* WHAT TO WORK ON *
Return only those lines of the listing that hold the word "协议转换".

+++

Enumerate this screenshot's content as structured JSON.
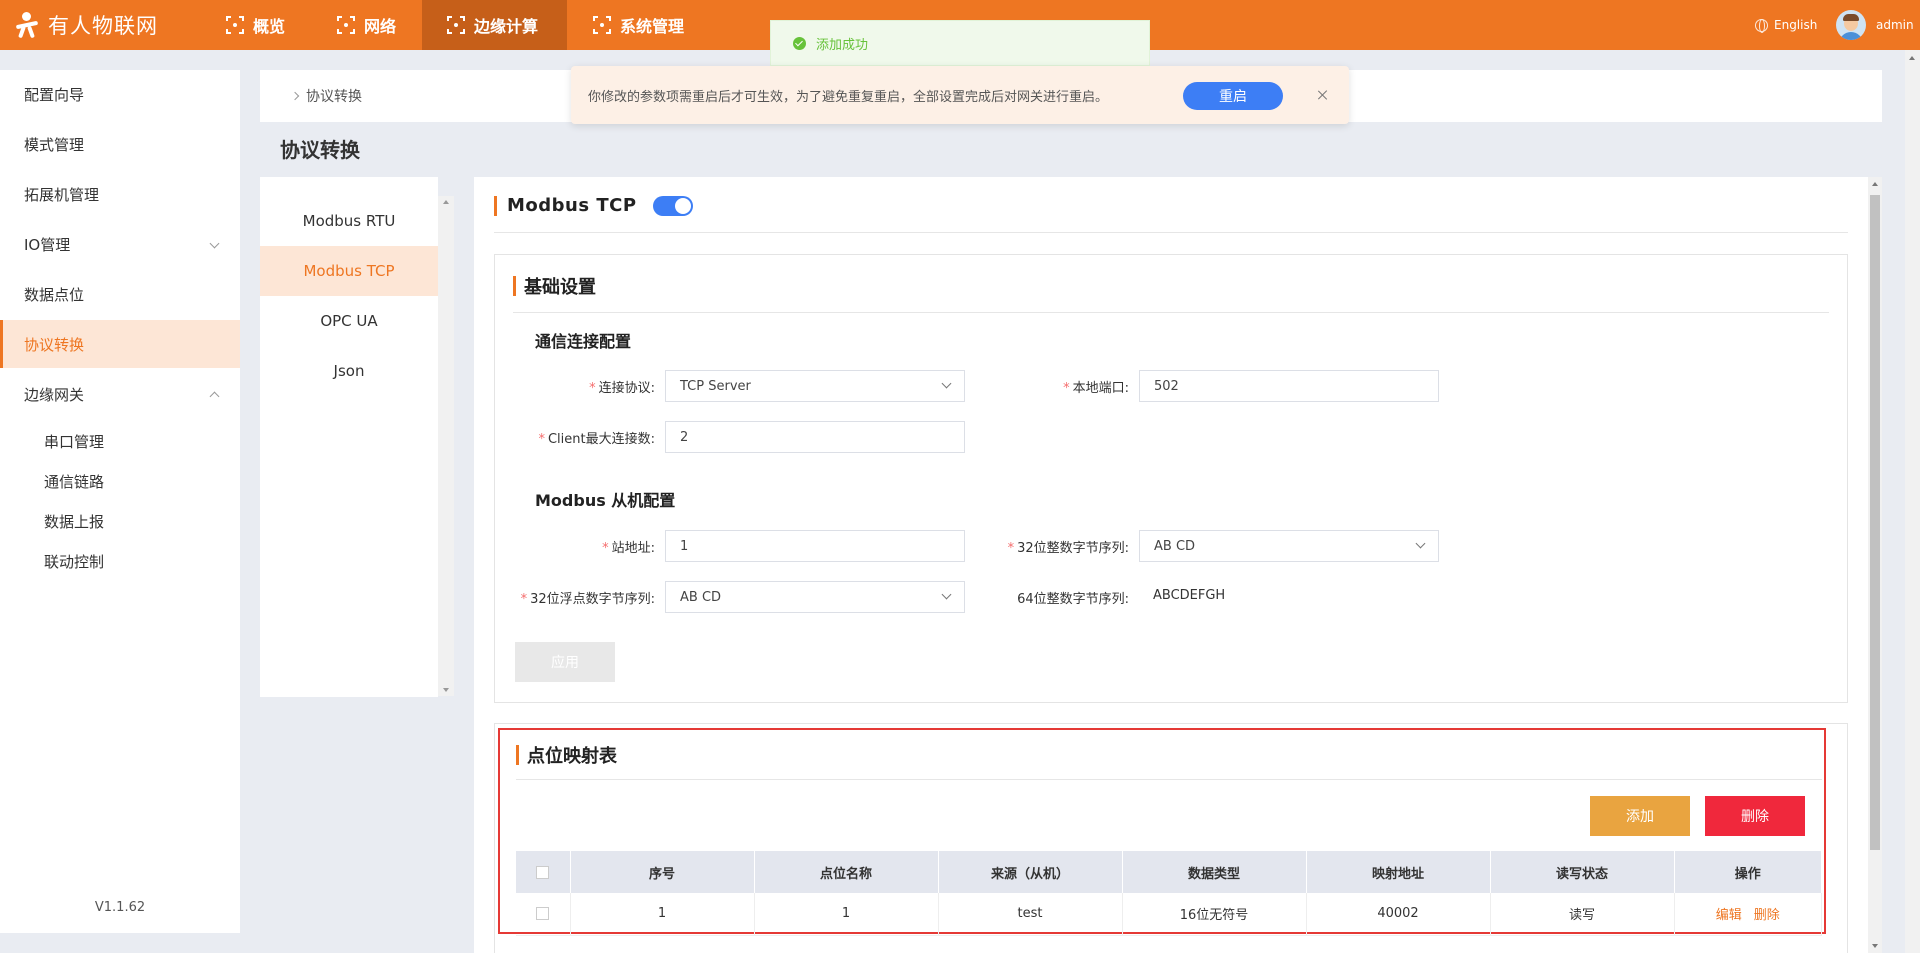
{
  "app": {
    "brand": "有人物联网",
    "version": "V1.1.62"
  },
  "topnav": {
    "items": [
      {
        "label": "概览"
      },
      {
        "label": "网络"
      },
      {
        "label": "边缘计算"
      },
      {
        "label": "系统管理"
      }
    ],
    "active": "边缘计算",
    "language": "English",
    "user": "admin"
  },
  "sidebar": {
    "items": [
      {
        "label": "配置向导"
      },
      {
        "label": "模式管理"
      },
      {
        "label": "拓展机管理"
      },
      {
        "label": "IO管理"
      },
      {
        "label": "数据点位"
      },
      {
        "label": "协议转换"
      },
      {
        "label": "边缘网关"
      }
    ],
    "sub_items": [
      {
        "label": "串口管理"
      },
      {
        "label": "通信链路"
      },
      {
        "label": "数据上报"
      },
      {
        "label": "联动控制"
      }
    ],
    "active": "协议转换"
  },
  "breadcrumb": {
    "current": "协议转换"
  },
  "page": {
    "title": "协议转换"
  },
  "protocols": {
    "items": [
      {
        "label": "Modbus RTU"
      },
      {
        "label": "Modbus TCP"
      },
      {
        "label": "OPC UA"
      },
      {
        "label": "Json"
      }
    ],
    "active": "Modbus TCP"
  },
  "modbus_tcp": {
    "title": "Modbus TCP",
    "enabled": true,
    "basic": {
      "title": "基础设置",
      "conn_section": "通信连接配置",
      "protocol_label": "连接协议:",
      "protocol_value": "TCP Server",
      "port_label": "本地端口:",
      "port_value": "502",
      "max_client_label": "Client最大连接数:",
      "max_client_value": "2",
      "slave_section": "Modbus 从机配置",
      "station_label": "站地址:",
      "station_value": "1",
      "int32_label": "32位整数字节序列:",
      "int32_value": "AB CD",
      "float32_label": "32位浮点数字节序列:",
      "float32_value": "AB CD",
      "int64_label": "64位整数字节序列:",
      "int64_value": "ABCDEFGH",
      "apply_label": "应用"
    },
    "mapping": {
      "title": "点位映射表",
      "add_label": "添加",
      "delete_label": "删除",
      "columns": [
        "序号",
        "点位名称",
        "来源（从机）",
        "数据类型",
        "映射地址",
        "读写状态",
        "操作"
      ],
      "rows": [
        {
          "index": "1",
          "name": "1",
          "source": "test",
          "type": "16位无符号",
          "address": "40002",
          "rw": "读写",
          "edit": "编辑",
          "del": "删除"
        }
      ]
    }
  },
  "toasts": {
    "success": "添加成功",
    "warning": "你修改的参数项需重启后才可生效，为了避免重复重启，全部设置完成后对网关进行重启。",
    "restart_label": "重启"
  },
  "colors": {
    "brand": "#ee7622",
    "accent": "#3d7ef5",
    "danger": "#f0283c",
    "warning_btn": "#e9a440"
  }
}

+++

* ANSWER FOR THIS EXERCISE *
        "label": "协议转换"
    "active": "协议转换"
    "current": "协议转换"
    "title": "协议转换"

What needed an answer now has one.